If the interests of the funding agencies provide any sort of measuring stick for the coming of age of a discipline, then it would seem that the study of " complex systems " has recently become must-see science. You would be hard pressed to find in any collection of recent requests for proposals an organization that is not looking to explicitly leverage the(More)
What makes a problem easy or hard for a genetic algorithm (GA)? This question has become increasingly important as people have tried to apply the GA to ever more diverse types of problems. Much previous work on this question has studied the relationship between GA performance and the structure of a given fitness function when it is is expressed as a Walsh(More)
Metastability is a common phenomenon. Many evolutionary processes, both natural and artificial, alternate between periods of stasis and brief periods of rapid change in their behavior. In this paper an analytical model for the dynamics of a mutation-only genetic algorithm (GA) is introduced that identifies a new and general mechanism causing metastability(More)
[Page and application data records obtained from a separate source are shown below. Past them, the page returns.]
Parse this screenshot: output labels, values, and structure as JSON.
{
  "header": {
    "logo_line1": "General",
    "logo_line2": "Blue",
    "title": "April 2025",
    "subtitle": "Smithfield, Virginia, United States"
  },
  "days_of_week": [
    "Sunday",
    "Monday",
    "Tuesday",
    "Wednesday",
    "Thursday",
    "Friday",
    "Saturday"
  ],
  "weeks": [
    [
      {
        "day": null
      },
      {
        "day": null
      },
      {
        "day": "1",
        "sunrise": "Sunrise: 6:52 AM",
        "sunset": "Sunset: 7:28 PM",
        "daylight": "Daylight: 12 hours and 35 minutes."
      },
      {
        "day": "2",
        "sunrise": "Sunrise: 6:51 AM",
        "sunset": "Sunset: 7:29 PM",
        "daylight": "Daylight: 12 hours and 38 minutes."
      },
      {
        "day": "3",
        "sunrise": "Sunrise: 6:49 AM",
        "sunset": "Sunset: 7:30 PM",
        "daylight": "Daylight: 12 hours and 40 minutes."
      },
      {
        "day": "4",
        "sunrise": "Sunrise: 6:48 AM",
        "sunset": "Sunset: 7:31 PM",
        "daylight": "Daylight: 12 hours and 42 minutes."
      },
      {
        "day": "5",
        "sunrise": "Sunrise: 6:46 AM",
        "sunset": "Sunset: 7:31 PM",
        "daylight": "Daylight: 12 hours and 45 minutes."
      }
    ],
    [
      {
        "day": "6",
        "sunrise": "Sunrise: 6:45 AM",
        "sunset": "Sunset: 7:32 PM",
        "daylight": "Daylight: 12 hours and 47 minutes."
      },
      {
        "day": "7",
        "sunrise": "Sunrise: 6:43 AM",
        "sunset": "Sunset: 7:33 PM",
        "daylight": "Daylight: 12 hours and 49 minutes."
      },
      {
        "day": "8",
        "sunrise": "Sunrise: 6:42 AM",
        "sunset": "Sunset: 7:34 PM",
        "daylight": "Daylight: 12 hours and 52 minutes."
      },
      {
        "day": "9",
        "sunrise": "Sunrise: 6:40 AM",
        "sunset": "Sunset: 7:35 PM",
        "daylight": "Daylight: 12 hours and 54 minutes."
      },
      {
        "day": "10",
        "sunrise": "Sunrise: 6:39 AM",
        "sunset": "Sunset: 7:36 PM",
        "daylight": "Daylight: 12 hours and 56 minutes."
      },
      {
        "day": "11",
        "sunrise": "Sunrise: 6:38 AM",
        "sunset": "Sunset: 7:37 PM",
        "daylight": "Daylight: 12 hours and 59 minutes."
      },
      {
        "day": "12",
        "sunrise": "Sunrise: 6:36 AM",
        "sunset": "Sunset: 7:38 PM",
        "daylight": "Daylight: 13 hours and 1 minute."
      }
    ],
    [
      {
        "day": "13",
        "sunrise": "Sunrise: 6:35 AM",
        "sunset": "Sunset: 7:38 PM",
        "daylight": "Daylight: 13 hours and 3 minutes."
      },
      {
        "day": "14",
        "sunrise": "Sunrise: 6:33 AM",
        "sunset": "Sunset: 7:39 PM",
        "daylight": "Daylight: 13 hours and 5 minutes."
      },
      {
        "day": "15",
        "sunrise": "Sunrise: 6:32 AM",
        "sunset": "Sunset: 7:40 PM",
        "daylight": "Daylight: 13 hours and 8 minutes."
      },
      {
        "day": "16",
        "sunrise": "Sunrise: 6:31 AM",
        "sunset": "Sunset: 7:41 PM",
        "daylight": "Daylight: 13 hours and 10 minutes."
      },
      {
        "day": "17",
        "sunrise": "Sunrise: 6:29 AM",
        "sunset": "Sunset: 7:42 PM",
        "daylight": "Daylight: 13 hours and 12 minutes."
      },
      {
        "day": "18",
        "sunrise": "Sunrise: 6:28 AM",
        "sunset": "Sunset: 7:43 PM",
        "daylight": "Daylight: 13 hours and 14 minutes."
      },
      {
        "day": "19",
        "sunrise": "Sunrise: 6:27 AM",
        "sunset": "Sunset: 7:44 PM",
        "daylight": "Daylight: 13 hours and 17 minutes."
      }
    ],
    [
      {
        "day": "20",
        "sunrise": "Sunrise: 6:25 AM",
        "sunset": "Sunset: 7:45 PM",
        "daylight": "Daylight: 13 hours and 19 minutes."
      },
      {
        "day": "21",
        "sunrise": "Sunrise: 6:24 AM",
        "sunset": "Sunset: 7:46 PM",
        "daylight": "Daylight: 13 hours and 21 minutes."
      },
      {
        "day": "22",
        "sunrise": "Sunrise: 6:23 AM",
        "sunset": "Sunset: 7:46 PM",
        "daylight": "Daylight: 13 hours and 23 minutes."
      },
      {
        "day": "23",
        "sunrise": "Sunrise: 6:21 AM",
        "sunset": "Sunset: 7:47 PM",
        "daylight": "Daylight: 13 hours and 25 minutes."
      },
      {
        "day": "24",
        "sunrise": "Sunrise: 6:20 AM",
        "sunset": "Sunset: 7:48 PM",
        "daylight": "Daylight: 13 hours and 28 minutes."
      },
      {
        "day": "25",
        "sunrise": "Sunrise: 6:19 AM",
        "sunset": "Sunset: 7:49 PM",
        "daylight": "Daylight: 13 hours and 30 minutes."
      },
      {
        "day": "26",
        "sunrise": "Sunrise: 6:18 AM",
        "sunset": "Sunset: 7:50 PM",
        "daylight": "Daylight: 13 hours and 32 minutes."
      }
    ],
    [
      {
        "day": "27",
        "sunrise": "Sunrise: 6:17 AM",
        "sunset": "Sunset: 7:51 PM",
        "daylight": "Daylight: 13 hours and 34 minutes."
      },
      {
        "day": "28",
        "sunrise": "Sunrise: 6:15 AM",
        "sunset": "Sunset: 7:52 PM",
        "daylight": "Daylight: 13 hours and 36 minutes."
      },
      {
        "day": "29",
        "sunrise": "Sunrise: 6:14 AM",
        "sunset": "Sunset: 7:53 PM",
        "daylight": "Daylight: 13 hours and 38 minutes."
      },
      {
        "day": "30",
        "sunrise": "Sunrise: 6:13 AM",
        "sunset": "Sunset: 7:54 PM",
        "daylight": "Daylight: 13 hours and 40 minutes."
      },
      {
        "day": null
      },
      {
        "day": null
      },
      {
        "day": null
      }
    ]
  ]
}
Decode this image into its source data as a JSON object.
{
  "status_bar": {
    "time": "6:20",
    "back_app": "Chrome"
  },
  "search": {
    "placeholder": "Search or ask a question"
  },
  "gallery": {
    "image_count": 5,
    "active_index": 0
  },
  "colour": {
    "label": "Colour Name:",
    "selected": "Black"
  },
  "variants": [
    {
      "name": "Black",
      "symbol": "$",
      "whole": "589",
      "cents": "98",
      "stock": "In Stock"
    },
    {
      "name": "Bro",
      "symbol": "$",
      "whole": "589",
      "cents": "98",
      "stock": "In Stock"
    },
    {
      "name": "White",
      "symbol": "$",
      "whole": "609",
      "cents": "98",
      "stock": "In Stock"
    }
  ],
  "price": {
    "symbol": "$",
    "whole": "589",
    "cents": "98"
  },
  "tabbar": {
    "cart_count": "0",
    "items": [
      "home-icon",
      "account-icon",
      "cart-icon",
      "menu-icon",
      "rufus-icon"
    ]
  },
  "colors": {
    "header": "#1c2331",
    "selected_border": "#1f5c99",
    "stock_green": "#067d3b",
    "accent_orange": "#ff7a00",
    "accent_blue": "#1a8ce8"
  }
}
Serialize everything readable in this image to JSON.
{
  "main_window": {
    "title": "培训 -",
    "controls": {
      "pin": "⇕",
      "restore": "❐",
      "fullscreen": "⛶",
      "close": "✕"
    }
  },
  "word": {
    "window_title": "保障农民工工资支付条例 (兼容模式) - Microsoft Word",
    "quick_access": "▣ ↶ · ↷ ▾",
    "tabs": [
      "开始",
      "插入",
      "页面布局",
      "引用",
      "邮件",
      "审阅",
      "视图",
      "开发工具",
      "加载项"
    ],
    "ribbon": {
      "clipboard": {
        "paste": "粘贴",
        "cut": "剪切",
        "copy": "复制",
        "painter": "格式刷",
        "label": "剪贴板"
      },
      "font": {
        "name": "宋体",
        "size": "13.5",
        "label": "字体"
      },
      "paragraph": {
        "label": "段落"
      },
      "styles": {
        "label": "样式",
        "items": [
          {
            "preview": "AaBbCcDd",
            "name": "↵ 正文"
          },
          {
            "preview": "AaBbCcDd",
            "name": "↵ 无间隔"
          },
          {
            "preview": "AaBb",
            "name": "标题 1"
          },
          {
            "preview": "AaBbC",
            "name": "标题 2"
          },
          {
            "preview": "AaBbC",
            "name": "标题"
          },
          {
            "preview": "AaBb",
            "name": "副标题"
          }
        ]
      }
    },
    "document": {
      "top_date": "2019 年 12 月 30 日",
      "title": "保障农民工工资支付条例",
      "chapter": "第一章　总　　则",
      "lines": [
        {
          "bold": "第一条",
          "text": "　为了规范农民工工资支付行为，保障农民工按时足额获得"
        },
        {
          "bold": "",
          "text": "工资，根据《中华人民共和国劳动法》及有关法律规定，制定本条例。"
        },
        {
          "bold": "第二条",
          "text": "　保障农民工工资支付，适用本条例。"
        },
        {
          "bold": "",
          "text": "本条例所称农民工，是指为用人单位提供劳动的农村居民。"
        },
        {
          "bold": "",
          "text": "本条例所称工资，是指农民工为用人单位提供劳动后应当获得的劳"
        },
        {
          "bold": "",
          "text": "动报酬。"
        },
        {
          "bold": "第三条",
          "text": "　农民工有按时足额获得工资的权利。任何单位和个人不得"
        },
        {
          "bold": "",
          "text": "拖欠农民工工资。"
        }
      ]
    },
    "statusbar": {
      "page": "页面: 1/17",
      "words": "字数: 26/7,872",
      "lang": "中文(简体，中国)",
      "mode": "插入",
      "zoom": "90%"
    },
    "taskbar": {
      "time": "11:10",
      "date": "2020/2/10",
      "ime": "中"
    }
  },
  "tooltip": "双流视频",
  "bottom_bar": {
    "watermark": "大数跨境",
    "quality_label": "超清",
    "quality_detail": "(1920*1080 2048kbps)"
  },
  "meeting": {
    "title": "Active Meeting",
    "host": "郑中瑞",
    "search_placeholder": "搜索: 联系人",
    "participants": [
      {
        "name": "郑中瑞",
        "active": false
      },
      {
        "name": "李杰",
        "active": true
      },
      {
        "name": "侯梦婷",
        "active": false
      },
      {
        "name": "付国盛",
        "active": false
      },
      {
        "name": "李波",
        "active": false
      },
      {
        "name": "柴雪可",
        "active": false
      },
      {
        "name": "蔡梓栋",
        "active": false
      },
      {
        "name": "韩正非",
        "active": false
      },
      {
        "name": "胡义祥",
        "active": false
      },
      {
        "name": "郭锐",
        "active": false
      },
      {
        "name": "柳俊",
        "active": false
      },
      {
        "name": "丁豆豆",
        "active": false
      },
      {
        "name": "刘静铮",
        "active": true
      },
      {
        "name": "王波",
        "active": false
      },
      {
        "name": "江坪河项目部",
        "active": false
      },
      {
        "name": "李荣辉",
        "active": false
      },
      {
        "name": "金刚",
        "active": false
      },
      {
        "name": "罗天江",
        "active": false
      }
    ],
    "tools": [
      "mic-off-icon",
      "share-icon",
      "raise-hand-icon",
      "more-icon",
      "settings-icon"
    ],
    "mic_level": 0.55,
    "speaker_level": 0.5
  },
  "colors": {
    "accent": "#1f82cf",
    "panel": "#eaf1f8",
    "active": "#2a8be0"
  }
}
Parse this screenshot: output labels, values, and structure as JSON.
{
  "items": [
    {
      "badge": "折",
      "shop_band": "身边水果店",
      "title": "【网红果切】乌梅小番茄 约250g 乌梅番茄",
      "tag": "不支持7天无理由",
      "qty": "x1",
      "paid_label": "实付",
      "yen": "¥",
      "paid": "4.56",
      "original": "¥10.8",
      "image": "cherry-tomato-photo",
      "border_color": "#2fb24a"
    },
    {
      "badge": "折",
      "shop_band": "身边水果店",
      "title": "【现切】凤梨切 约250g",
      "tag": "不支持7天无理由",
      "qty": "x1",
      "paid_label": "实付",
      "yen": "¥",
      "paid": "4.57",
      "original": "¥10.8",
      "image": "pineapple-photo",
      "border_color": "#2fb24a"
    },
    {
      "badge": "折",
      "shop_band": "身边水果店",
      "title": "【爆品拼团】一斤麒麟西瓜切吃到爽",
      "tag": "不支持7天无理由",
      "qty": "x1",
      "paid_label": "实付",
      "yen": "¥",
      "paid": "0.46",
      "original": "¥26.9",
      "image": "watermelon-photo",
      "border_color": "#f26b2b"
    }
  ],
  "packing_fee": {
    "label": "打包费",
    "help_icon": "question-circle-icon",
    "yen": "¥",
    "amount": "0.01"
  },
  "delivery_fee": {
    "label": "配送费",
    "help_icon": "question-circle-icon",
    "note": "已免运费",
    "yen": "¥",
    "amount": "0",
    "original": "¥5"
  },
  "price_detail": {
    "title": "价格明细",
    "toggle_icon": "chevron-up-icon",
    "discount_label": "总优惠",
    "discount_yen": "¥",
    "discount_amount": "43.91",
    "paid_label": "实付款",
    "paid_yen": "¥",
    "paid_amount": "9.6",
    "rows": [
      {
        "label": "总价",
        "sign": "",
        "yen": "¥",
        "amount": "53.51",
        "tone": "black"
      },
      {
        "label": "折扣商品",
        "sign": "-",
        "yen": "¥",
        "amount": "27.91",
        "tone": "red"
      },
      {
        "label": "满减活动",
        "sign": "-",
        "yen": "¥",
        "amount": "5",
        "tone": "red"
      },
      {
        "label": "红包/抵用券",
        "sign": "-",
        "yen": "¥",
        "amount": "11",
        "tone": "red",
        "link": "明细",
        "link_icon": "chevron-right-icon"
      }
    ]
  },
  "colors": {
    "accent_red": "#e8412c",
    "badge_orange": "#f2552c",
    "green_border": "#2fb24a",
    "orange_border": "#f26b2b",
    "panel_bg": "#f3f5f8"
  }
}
We review recent work done by our group on applying genetic algorithms (GAs) to the design of cellular automata (CAs) that can perform computations requiring global coordination. A GA was used to evolve CAs for two computational tasks: density classiication and synchronization. In both cases, the GA discovered rules that gave rise to sophisticated emergent(More)
We introduce an analytical model that predicts the dynamics of a simple evolutionary algorithm in terms of the flow in the space of fitness distributions. In the limit of infinite populations the dynamics is derived in closed form. We show how finite populations induce periods of stasis-" fitness epochs "-and rapid jumps-" innovations ". The analysis(More)
How does evolution produce sophisticated emergent computation in systems composed of simple components limited to local interactions? To model such a process, we used a genetic algorithm (GA) to evolve cellular automata to perform a computational task requiring globally-coordinated information processing. On most runs a class of relatively unsophisticated(More)